+++ Input
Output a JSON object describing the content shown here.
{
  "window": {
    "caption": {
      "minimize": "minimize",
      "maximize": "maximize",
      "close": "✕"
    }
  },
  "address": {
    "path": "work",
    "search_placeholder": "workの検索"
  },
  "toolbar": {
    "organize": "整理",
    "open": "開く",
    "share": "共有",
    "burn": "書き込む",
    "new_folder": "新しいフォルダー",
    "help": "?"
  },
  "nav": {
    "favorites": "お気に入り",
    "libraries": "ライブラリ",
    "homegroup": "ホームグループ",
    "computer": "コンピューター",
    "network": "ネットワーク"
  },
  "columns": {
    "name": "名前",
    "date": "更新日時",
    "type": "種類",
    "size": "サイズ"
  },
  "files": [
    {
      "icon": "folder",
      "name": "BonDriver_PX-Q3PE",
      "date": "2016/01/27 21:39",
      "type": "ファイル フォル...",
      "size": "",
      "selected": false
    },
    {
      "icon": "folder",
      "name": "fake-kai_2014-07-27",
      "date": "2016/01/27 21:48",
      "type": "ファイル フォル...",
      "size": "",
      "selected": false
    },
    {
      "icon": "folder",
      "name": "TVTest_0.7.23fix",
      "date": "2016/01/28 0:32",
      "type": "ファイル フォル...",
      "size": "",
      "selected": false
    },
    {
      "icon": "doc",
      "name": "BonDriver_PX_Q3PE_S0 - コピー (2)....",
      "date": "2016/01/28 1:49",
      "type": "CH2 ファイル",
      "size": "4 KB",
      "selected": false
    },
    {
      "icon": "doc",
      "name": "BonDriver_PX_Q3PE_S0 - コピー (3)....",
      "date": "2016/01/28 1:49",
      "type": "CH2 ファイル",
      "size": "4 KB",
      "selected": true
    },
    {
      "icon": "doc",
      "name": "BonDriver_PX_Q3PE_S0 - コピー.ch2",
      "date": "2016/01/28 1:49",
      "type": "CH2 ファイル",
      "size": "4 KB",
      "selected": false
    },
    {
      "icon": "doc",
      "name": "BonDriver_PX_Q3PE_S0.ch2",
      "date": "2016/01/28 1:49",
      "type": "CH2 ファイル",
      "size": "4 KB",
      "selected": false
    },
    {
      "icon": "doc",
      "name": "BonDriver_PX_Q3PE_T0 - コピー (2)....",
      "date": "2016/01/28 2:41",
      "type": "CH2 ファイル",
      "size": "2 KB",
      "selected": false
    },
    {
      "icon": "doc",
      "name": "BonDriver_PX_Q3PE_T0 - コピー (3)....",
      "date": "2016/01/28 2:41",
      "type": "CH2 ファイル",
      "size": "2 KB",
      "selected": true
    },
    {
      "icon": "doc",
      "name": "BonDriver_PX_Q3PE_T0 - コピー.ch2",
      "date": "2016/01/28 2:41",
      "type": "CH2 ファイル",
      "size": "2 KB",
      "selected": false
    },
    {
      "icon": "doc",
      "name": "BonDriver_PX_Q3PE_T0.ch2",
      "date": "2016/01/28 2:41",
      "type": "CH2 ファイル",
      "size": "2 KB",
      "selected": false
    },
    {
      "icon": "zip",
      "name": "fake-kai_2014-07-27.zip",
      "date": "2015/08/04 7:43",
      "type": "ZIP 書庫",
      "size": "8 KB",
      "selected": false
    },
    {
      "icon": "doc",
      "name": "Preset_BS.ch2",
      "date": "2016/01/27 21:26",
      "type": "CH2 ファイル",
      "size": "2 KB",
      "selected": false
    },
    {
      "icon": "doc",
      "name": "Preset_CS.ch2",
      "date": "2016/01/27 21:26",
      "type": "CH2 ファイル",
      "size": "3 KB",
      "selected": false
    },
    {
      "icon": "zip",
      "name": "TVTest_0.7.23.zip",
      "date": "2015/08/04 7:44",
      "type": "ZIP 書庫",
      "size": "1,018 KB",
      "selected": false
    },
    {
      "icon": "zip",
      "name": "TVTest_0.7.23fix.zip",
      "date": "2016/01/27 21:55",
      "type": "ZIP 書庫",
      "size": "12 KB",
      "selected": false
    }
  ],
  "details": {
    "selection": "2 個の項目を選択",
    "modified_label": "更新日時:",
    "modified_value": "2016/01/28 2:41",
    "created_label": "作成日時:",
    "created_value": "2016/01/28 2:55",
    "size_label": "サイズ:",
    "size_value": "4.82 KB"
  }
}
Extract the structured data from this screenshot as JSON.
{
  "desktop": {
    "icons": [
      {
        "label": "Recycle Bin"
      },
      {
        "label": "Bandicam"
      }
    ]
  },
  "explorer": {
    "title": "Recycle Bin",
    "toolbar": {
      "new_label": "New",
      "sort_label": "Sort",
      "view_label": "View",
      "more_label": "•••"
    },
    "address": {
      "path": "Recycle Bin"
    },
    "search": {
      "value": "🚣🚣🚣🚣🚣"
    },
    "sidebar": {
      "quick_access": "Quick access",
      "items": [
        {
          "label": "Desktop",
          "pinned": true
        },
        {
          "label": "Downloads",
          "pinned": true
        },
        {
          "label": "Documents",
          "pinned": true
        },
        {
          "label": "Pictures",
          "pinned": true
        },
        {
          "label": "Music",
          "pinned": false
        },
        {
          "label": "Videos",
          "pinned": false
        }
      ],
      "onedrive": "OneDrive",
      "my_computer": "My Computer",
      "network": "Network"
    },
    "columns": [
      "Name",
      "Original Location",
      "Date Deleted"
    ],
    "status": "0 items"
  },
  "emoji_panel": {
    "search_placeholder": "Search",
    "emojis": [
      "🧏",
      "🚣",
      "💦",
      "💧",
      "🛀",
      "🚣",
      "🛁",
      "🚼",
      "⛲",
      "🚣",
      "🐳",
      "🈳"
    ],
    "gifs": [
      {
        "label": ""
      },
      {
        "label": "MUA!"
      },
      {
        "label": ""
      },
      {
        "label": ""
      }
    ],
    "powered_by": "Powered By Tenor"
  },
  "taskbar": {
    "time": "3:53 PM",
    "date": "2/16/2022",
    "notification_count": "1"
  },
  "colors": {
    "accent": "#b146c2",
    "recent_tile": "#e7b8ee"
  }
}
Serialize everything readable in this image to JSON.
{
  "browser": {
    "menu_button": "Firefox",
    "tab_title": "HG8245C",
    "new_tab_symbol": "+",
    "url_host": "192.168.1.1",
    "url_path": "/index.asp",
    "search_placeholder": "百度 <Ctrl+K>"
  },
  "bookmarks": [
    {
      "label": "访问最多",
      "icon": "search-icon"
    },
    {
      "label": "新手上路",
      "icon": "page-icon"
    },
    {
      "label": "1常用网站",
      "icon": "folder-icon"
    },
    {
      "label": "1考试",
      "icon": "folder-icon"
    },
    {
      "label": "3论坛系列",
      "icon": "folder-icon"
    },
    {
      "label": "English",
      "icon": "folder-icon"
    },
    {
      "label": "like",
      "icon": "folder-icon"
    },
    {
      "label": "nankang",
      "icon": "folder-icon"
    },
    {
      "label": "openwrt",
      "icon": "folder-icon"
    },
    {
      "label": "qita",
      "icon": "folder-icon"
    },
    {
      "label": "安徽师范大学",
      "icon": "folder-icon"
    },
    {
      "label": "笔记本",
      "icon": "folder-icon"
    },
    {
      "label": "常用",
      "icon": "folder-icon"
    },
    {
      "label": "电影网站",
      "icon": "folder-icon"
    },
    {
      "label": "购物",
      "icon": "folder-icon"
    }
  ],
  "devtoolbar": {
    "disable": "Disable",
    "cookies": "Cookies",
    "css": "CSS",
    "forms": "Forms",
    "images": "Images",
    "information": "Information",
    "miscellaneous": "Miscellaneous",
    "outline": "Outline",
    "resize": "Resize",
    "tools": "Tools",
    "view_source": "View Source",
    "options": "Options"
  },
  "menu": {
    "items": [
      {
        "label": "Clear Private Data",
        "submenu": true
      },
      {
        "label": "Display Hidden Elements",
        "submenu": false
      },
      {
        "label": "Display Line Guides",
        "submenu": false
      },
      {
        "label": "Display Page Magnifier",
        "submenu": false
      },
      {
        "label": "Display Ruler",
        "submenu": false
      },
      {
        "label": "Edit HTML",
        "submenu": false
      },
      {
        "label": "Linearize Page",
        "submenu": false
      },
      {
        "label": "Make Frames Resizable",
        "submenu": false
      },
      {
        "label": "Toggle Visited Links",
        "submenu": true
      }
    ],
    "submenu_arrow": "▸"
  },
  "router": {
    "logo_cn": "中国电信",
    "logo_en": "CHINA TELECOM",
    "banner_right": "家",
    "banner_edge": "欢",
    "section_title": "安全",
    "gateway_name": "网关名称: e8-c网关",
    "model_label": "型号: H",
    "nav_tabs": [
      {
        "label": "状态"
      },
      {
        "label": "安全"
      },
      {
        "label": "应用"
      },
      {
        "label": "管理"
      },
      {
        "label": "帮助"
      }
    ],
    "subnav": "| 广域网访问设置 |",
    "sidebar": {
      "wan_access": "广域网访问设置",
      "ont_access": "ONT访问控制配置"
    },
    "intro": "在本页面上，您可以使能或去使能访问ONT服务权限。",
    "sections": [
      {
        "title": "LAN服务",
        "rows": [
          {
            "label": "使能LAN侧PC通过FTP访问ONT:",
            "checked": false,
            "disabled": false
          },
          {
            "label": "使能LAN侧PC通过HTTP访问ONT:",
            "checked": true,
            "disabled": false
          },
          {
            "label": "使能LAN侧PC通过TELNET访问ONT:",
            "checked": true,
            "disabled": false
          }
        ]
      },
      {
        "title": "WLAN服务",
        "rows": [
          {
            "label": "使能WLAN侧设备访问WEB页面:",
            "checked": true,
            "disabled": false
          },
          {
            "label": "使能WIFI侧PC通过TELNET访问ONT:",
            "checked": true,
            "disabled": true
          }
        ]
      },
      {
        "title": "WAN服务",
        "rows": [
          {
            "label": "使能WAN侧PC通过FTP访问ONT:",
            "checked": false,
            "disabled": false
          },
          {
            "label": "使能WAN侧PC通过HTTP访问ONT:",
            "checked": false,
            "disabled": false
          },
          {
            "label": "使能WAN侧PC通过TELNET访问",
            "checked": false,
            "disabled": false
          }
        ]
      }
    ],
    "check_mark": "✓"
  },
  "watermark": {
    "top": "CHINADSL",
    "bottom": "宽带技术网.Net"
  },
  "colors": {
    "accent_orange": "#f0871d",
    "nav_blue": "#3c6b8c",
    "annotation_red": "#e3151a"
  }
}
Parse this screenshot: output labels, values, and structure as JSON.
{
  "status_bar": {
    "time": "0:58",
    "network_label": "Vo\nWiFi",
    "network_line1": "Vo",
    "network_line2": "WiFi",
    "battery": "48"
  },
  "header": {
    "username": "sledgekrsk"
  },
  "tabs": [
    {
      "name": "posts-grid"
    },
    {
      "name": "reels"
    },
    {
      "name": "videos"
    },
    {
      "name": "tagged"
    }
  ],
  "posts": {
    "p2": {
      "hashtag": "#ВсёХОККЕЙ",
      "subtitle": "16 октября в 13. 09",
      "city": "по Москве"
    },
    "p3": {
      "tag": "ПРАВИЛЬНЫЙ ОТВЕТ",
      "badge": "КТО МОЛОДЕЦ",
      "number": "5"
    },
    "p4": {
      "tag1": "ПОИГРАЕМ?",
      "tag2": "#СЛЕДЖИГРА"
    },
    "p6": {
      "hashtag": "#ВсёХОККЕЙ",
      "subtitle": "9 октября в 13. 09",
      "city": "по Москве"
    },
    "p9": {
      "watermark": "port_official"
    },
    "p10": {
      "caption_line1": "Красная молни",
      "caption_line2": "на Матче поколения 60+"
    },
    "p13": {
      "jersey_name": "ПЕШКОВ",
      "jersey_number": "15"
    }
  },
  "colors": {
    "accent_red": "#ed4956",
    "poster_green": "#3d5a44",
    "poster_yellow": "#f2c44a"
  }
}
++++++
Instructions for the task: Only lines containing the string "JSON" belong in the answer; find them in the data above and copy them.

Exercise solution:
Output a JSON object describing the content shown here.
Extract the structured data from this screenshot as JSON.
Serialize everything readable in this image to JSON.
Parse this screenshot: output labels, values, and structure as JSON.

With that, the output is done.